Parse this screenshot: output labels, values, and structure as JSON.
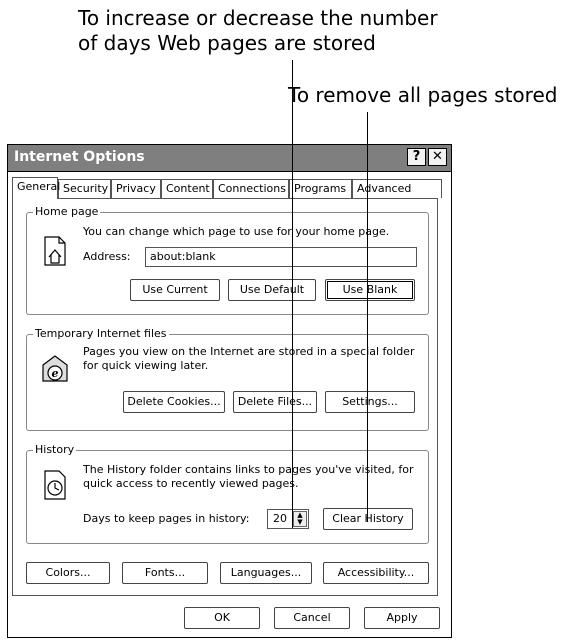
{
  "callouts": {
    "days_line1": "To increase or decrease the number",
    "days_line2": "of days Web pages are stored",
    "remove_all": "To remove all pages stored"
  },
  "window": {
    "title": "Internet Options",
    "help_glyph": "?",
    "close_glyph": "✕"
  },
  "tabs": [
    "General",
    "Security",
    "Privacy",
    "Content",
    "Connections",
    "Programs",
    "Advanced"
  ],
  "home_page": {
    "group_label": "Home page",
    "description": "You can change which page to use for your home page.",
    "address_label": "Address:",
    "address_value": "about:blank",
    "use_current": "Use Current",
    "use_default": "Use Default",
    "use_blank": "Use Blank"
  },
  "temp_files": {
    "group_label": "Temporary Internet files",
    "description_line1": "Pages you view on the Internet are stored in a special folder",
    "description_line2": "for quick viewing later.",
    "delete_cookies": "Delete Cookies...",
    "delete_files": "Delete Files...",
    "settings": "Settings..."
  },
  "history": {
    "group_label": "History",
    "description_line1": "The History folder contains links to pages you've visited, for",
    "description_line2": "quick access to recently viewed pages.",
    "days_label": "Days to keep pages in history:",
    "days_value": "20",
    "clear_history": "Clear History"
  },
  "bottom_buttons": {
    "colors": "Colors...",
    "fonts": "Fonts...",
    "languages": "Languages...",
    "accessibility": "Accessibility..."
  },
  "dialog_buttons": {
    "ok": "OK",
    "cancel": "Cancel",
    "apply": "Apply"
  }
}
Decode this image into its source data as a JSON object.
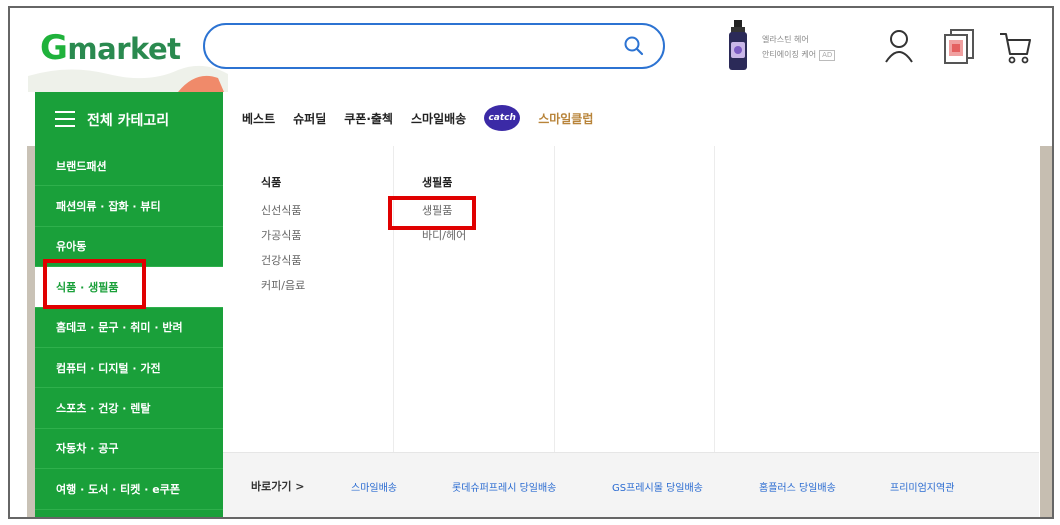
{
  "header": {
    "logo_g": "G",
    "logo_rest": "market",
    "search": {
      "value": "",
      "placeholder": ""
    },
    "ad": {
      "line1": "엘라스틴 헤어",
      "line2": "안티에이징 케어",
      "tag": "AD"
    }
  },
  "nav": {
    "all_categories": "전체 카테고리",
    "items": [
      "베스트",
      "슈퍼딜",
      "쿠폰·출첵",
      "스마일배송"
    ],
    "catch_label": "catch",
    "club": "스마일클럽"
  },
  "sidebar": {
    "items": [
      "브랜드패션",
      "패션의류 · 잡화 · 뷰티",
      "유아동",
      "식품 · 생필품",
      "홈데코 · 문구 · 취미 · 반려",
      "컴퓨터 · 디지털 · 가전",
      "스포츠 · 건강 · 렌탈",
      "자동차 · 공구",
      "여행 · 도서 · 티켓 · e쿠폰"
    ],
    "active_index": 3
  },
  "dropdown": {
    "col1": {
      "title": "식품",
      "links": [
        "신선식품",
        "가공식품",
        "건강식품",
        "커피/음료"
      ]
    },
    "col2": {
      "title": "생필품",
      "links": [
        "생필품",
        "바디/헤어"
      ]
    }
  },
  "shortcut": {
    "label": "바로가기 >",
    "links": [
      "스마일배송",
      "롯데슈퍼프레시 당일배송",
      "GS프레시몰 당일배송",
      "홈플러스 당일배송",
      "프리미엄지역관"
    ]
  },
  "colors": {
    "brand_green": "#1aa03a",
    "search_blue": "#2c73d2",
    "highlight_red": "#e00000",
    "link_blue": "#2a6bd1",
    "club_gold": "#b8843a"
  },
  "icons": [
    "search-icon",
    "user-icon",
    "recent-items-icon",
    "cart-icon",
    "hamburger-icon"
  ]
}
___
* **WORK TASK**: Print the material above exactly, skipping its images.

* **WORKED SOLUTION**:
Parse this screenshot: output labels, values, and structure as JSON.
{
  "callouts": {
    "days_line1": "To increase or decrease the number",
    "days_line2": "of days Web pages are stored",
    "remove_all": "To remove all pages stored"
  },
  "window": {
    "title": "Internet Options",
    "help_glyph": "?",
    "close_glyph": "✕"
  },
  "tabs": [
    "General",
    "Security",
    "Privacy",
    "Content",
    "Connections",
    "Programs",
    "Advanced"
  ],
  "home_page": {
    "group_label": "Home page",
    "description": "You can change which page to use for your home page.",
    "address_label": "Address:",
    "address_value": "about:blank",
    "use_current": "Use Current",
    "use_default": "Use Default",
    "use_blank": "Use Blank"
  },
  "temp_files": {
    "group_label": "Temporary Internet files",
    "description_line1": "Pages you view on the Internet are stored in a special folder",
    "description_line2": "for quick viewing later.",
    "delete_cookies": "Delete Cookies...",
    "delete_files": "Delete Files...",
    "settings": "Settings..."
  },
  "history": {
    "group_label": "History",
    "description_line1": "The History folder contains links to pages you've visited, for",
    "description_line2": "quick access to recently viewed pages.",
    "days_label": "Days to keep pages in history:",
    "days_value": "20",
    "clear_history": "Clear History"
  },
  "bottom_buttons": {
    "colors": "Colors...",
    "fonts": "Fonts...",
    "languages": "Languages...",
    "accessibility": "Accessibility..."
  },
  "dialog_buttons": {
    "ok": "OK",
    "cancel": "Cancel",
    "apply": "Apply"
  }
}
Decode this image into its source data as a JSON object.
{
  "header": {
    "logo_g": "G",
    "logo_rest": "market",
    "search": {
      "value": "",
      "placeholder": ""
    },
    "ad": {
      "line1": "엘라스틴 헤어",
      "line2": "안티에이징 케어",
      "tag": "AD"
    }
  },
  "nav": {
    "all_categories": "전체 카테고리",
    "items": [
      "베스트",
      "슈퍼딜",
      "쿠폰·출첵",
      "스마일배송"
    ],
    "catch_label": "catch",
    "club": "스마일클럽"
  },
  "sidebar": {
    "items": [
      "브랜드패션",
      "패션의류 · 잡화 · 뷰티",
      "유아동",
      "식품 · 생필품",
      "홈데코 · 문구 · 취미 · 반려",
      "컴퓨터 · 디지털 · 가전",
      "스포츠 · 건강 · 렌탈",
      "자동차 · 공구",
      "여행 · 도서 · 티켓 · e쿠폰"
    ],
    "active_index": 3
  },
  "dropdown": {
    "col1": {
      "title": "식품",
      "links": [
        "신선식품",
        "가공식품",
        "건강식품",
        "커피/음료"
      ]
    },
    "col2": {
      "title": "생필품",
      "links": [
        "생필품",
        "바디/헤어"
      ]
    }
  },
  "shortcut": {
    "label": "바로가기 >",
    "links": [
      "스마일배송",
      "롯데슈퍼프레시 당일배송",
      "GS프레시몰 당일배송",
      "홈플러스 당일배송",
      "프리미엄지역관"
    ]
  },
  "colors": {
    "brand_green": "#1aa03a",
    "search_blue": "#2c73d2",
    "highlight_red": "#e00000",
    "link_blue": "#2a6bd1",
    "club_gold": "#b8843a"
  },
  "icons": [
    "search-icon",
    "user-icon",
    "recent-items-icon",
    "cart-icon",
    "hamburger-icon"
  ]
}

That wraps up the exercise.